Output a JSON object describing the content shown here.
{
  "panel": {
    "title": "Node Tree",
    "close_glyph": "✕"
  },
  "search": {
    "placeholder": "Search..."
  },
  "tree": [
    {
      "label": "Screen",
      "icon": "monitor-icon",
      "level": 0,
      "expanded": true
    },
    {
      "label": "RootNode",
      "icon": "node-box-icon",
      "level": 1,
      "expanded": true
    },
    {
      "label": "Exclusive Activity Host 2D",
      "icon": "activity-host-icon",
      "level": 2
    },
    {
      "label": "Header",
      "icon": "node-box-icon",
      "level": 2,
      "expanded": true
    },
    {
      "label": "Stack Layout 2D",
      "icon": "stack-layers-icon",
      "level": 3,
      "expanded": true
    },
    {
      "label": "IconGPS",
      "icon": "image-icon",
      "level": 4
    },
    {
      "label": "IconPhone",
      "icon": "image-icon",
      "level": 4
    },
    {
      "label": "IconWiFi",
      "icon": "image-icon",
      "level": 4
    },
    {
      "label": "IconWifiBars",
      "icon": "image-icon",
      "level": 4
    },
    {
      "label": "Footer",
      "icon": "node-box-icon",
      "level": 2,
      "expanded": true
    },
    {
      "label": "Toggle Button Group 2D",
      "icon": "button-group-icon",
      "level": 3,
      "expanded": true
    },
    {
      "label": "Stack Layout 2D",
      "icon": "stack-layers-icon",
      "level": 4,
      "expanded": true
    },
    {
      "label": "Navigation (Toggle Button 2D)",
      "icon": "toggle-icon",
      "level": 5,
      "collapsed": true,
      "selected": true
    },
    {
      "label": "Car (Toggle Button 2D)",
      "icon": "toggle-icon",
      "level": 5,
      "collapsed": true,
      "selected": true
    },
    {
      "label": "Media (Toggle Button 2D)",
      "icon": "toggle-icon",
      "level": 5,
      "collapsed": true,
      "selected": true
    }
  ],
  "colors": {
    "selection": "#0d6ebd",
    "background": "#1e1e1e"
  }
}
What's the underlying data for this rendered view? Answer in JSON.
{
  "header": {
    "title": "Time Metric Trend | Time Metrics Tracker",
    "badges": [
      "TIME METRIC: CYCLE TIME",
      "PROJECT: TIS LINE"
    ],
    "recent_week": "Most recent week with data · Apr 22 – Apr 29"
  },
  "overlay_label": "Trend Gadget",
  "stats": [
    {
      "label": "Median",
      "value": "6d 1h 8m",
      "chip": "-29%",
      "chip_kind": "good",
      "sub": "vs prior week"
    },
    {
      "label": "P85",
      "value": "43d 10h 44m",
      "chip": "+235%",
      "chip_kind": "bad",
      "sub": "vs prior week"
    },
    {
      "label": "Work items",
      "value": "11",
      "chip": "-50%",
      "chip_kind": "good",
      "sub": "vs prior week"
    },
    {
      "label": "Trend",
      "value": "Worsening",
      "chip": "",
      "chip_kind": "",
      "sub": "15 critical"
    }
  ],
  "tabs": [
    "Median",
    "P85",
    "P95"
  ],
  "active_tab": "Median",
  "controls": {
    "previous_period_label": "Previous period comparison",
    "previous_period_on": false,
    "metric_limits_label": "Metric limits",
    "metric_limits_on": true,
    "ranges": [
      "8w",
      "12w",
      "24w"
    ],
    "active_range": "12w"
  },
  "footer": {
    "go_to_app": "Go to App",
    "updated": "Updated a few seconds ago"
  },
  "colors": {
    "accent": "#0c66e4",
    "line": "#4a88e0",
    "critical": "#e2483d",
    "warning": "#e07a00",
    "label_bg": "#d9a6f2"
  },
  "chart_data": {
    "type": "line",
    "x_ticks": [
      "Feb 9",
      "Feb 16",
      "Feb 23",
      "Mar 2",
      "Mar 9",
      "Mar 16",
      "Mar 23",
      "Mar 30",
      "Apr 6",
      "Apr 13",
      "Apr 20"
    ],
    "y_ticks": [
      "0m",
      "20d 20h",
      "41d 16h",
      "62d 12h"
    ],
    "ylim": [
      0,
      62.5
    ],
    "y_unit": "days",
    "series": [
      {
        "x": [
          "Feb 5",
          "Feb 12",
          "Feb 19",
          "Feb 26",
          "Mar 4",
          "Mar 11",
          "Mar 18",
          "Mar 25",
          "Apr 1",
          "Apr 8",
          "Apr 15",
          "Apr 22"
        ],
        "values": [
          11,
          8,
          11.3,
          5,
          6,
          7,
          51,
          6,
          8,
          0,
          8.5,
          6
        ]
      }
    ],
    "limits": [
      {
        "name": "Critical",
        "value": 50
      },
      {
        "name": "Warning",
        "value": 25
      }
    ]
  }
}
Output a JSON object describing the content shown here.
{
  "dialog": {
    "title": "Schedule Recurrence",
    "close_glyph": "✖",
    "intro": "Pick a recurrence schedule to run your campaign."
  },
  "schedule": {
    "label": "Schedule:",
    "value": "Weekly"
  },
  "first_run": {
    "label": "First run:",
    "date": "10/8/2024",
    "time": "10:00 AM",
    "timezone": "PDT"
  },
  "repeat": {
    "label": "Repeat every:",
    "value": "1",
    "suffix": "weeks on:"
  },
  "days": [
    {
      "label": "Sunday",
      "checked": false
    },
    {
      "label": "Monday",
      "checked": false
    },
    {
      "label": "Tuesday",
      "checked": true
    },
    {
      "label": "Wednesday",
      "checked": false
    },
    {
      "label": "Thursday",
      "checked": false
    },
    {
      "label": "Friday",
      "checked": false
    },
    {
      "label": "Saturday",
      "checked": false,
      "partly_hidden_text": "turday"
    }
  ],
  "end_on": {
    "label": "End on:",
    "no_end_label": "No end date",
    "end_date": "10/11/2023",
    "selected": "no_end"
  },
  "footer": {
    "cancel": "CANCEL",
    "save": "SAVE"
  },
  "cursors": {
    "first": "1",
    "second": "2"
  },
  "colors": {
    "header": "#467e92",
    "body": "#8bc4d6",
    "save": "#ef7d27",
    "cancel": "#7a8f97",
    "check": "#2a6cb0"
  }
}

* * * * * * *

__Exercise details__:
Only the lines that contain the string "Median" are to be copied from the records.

__Answer__:
      "label": "Median",
    "Median",
  "active_tab": "Median",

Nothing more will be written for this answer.